▶ WHAT THIS TASK INVOLVES
Restate the entries below in full, exactly as they read, but without pictures.

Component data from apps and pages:

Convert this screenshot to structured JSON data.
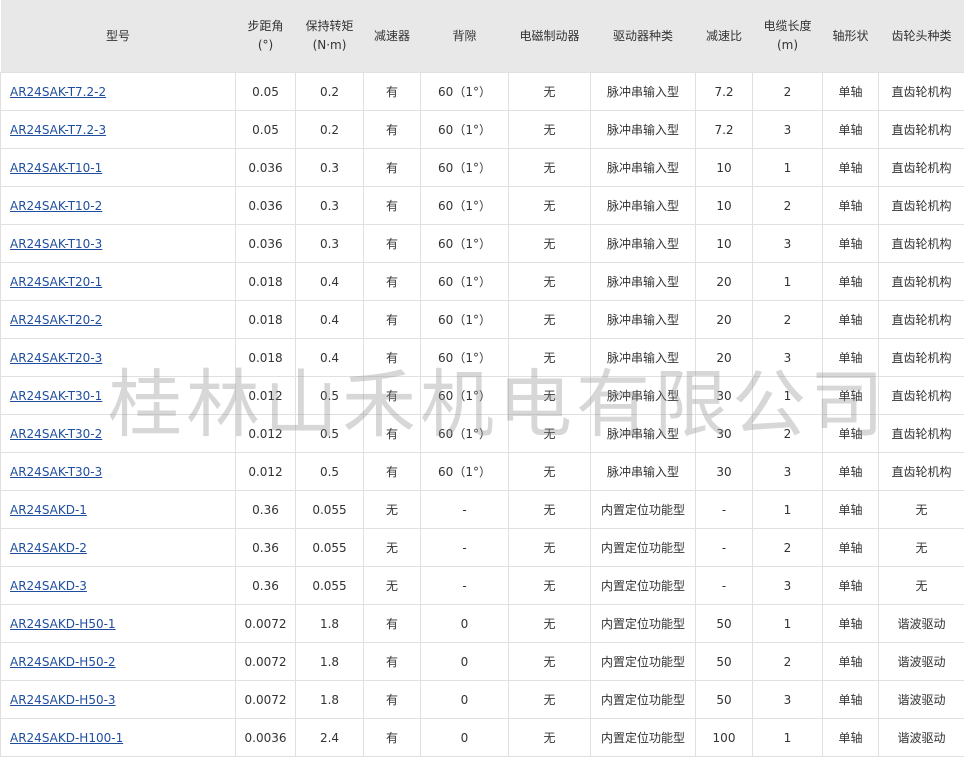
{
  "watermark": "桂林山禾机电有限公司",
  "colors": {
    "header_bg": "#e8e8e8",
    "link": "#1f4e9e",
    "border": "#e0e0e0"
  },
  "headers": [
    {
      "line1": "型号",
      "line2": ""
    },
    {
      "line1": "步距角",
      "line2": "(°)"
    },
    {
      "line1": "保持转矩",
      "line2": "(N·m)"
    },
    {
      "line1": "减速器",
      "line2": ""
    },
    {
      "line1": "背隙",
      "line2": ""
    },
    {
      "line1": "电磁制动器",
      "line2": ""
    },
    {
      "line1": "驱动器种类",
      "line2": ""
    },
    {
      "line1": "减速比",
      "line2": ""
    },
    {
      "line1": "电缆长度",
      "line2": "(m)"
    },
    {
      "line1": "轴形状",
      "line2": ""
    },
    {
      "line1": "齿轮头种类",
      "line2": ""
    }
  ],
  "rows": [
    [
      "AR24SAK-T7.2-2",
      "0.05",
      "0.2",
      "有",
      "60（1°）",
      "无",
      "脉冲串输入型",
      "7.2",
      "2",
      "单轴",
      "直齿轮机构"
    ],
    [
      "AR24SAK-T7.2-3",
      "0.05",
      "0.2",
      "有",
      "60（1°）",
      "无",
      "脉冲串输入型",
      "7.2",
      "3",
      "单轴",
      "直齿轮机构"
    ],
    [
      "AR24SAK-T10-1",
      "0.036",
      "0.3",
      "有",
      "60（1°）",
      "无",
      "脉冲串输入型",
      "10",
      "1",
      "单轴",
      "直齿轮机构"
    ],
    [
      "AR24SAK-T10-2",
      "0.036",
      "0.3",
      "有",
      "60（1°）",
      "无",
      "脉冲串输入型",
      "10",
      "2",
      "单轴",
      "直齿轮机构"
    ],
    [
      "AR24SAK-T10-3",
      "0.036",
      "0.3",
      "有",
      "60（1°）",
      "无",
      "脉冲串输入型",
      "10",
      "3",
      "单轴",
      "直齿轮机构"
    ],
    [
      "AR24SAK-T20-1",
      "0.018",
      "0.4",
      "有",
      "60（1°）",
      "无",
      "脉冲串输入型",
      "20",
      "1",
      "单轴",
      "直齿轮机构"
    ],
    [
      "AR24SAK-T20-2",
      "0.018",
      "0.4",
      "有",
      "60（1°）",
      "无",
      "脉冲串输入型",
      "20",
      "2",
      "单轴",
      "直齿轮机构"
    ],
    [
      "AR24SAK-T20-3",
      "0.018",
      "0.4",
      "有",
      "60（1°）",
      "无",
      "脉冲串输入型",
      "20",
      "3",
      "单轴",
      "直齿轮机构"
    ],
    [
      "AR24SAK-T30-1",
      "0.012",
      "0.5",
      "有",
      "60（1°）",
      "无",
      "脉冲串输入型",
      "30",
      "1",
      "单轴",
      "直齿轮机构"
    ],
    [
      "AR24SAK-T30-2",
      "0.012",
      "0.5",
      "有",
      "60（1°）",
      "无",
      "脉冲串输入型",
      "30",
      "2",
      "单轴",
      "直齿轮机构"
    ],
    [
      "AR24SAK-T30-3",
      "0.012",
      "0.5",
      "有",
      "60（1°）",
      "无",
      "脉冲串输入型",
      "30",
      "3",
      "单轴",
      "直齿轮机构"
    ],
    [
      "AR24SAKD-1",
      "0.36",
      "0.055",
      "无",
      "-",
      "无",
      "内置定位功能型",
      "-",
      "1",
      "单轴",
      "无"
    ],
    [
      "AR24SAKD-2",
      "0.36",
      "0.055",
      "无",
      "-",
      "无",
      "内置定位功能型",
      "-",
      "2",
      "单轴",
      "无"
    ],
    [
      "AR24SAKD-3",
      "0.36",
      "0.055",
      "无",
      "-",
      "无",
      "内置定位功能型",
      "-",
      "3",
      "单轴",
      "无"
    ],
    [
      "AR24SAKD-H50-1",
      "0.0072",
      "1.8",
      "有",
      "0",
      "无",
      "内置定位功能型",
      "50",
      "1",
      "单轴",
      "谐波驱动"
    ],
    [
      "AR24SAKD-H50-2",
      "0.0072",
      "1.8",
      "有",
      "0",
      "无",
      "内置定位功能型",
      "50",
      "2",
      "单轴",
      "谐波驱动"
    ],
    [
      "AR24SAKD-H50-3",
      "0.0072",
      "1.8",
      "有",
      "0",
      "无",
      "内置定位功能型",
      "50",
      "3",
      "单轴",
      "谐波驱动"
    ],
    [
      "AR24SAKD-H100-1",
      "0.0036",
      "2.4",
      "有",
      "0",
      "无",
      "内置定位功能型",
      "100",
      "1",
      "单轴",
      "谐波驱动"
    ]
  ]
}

▶ WORKED SOLUTION
Convert this screenshot to structured JSON data.
{
  "watermark": "桂林山禾机电有限公司",
  "colors": {
    "header_bg": "#e8e8e8",
    "link": "#1f4e9e",
    "border": "#e0e0e0"
  },
  "headers": [
    {
      "line1": "型号",
      "line2": ""
    },
    {
      "line1": "步距角",
      "line2": "(°)"
    },
    {
      "line1": "保持转矩",
      "line2": "(N·m)"
    },
    {
      "line1": "减速器",
      "line2": ""
    },
    {
      "line1": "背隙",
      "line2": ""
    },
    {
      "line1": "电磁制动器",
      "line2": ""
    },
    {
      "line1": "驱动器种类",
      "line2": ""
    },
    {
      "line1": "减速比",
      "line2": ""
    },
    {
      "line1": "电缆长度",
      "line2": "(m)"
    },
    {
      "line1": "轴形状",
      "line2": ""
    },
    {
      "line1": "齿轮头种类",
      "line2": ""
    }
  ],
  "rows": [
    [
      "AR24SAK-T7.2-2",
      "0.05",
      "0.2",
      "有",
      "60（1°）",
      "无",
      "脉冲串输入型",
      "7.2",
      "2",
      "单轴",
      "直齿轮机构"
    ],
    [
      "AR24SAK-T7.2-3",
      "0.05",
      "0.2",
      "有",
      "60（1°）",
      "无",
      "脉冲串输入型",
      "7.2",
      "3",
      "单轴",
      "直齿轮机构"
    ],
    [
      "AR24SAK-T10-1",
      "0.036",
      "0.3",
      "有",
      "60（1°）",
      "无",
      "脉冲串输入型",
      "10",
      "1",
      "单轴",
      "直齿轮机构"
    ],
    [
      "AR24SAK-T10-2",
      "0.036",
      "0.3",
      "有",
      "60（1°）",
      "无",
      "脉冲串输入型",
      "10",
      "2",
      "单轴",
      "直齿轮机构"
    ],
    [
      "AR24SAK-T10-3",
      "0.036",
      "0.3",
      "有",
      "60（1°）",
      "无",
      "脉冲串输入型",
      "10",
      "3",
      "单轴",
      "直齿轮机构"
    ],
    [
      "AR24SAK-T20-1",
      "0.018",
      "0.4",
      "有",
      "60（1°）",
      "无",
      "脉冲串输入型",
      "20",
      "1",
      "单轴",
      "直齿轮机构"
    ],
    [
      "AR24SAK-T20-2",
      "0.018",
      "0.4",
      "有",
      "60（1°）",
      "无",
      "脉冲串输入型",
      "20",
      "2",
      "单轴",
      "直齿轮机构"
    ],
    [
      "AR24SAK-T20-3",
      "0.018",
      "0.4",
      "有",
      "60（1°）",
      "无",
      "脉冲串输入型",
      "20",
      "3",
      "单轴",
      "直齿轮机构"
    ],
    [
      "AR24SAK-T30-1",
      "0.012",
      "0.5",
      "有",
      "60（1°）",
      "无",
      "脉冲串输入型",
      "30",
      "1",
      "单轴",
      "直齿轮机构"
    ],
    [
      "AR24SAK-T30-2",
      "0.012",
      "0.5",
      "有",
      "60（1°）",
      "无",
      "脉冲串输入型",
      "30",
      "2",
      "单轴",
      "直齿轮机构"
    ],
    [
      "AR24SAK-T30-3",
      "0.012",
      "0.5",
      "有",
      "60（1°）",
      "无",
      "脉冲串输入型",
      "30",
      "3",
      "单轴",
      "直齿轮机构"
    ],
    [
      "AR24SAKD-1",
      "0.36",
      "0.055",
      "无",
      "-",
      "无",
      "内置定位功能型",
      "-",
      "1",
      "单轴",
      "无"
    ],
    [
      "AR24SAKD-2",
      "0.36",
      "0.055",
      "无",
      "-",
      "无",
      "内置定位功能型",
      "-",
      "2",
      "单轴",
      "无"
    ],
    [
      "AR24SAKD-3",
      "0.36",
      "0.055",
      "无",
      "-",
      "无",
      "内置定位功能型",
      "-",
      "3",
      "单轴",
      "无"
    ],
    [
      "AR24SAKD-H50-1",
      "0.0072",
      "1.8",
      "有",
      "0",
      "无",
      "内置定位功能型",
      "50",
      "1",
      "单轴",
      "谐波驱动"
    ],
    [
      "AR24SAKD-H50-2",
      "0.0072",
      "1.8",
      "有",
      "0",
      "无",
      "内置定位功能型",
      "50",
      "2",
      "单轴",
      "谐波驱动"
    ],
    [
      "AR24SAKD-H50-3",
      "0.0072",
      "1.8",
      "有",
      "0",
      "无",
      "内置定位功能型",
      "50",
      "3",
      "单轴",
      "谐波驱动"
    ],
    [
      "AR24SAKD-H100-1",
      "0.0036",
      "2.4",
      "有",
      "0",
      "无",
      "内置定位功能型",
      "100",
      "1",
      "单轴",
      "谐波驱动"
    ]
  ]
}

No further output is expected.